Leah.J
Badges: 13
Rep:
?
#1
Report Thread starter 1 year ago
#1
My A2 bio book says that they work in pairs because "muscles can't push".
when muscles contract, they shorten, so they pull the bone, doesn't that mean that when they relax they move the bone back to its original position? If that's not "pushing" the bone, doesn't it just get the job done ?
0
reply
LuigiMario
Badges: 19
Rep:
?
#2
Report 1 year ago
#2
what an antagonistic question!

wikipedia sshh..Antagonist and agonist muscles often occur in pairs, called antagonistic pairs. As one muscle contracts, the other relaxes. An example of an antagonistic pair is the biceps and triceps; to contract, the triceps relaxes while the biceps contracts to lift the arm.
0
reply
anosmianAcrimony
Badges: 20
Rep:
?
#3
Report 1 year ago
#3
When a muscle relaxes, it doesn't actively push the bone back to its original position. Sometimes you need to actively exert force on your environment, rather than just sorta flop against it like a sack of jelly.
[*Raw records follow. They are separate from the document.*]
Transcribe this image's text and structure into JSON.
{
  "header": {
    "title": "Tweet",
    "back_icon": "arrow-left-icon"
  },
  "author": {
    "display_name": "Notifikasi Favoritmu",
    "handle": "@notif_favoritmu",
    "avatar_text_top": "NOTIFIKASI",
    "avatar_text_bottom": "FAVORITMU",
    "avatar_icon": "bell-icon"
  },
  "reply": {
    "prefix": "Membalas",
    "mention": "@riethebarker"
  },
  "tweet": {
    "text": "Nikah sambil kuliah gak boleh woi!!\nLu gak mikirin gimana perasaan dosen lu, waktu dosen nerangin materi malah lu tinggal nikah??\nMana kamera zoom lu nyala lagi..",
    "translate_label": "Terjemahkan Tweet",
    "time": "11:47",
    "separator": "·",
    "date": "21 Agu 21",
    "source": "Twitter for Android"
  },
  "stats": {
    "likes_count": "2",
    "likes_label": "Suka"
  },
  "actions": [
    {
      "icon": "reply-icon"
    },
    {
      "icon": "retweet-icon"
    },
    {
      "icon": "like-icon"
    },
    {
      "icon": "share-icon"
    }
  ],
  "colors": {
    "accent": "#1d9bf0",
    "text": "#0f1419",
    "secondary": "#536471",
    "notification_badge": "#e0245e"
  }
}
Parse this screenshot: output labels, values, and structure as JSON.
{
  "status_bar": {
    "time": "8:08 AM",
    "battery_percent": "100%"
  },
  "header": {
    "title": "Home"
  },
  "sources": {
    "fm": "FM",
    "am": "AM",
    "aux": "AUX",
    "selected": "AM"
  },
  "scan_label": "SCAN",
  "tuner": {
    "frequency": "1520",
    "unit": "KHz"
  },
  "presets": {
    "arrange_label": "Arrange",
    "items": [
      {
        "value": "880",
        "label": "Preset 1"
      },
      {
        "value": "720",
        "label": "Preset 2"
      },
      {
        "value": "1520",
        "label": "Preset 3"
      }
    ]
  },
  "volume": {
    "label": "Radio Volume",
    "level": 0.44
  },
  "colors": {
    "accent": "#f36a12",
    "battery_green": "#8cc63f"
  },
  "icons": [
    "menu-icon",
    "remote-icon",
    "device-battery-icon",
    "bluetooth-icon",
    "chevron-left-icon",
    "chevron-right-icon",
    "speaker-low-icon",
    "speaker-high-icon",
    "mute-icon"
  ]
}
So each joint has muscles to pull it in both directions.
0
reply
Jpw1097
Badges: 16
Rep:
?
#4
Report 1 year ago
#4
(Original post by Leah.J)
My A2 bio book says that they work in pairs because "muscles can't push".
when muscles contract, they shorten, so they pull the bone, doesn't that mean that when they relax they move the bone back to its original position? If that's not "pushing" the bone, doesn't it just get the job done ?
(Original post by anosmianAcrimony)
When a muscle relaxes, it doesn't actively push the bone back to its original position. Sometimes you need to actively exert force on your environment, rather than just sorta flop against it like a sack of jelly. So each joint has muscles to pull it in both directions.
Exactly, muscles do not push bones. Often when a muscle relaxes, it returns back to its original position because of gravity. Or if it does not return to its original position due to gravity, then the antagonistic muscle will contract to return the bone to the original position. For example, if you contract your biceps (flex the elbow), when you relax, your arm will flop back to its original position. However, if you’re on your side and so gravity is eliminated, you would need to contract your tricep to return the bone back to the neutral position, otherwise the elbow would remain flexed.
0
reply
X

Quick Reply

Attached files
Write a reply...
Reply
new posts
Back
to top
Latest
My Feed

See more of what you like on
The Student Room

You can personalise what you see on TSR. Tell us a little about yourself to get started.

Personalise

With no certainty that exams next year will take place, how does this make you feel?

More motivated (86)
31.16%
Less motivated (190)
68.84%

Watched Threads

View All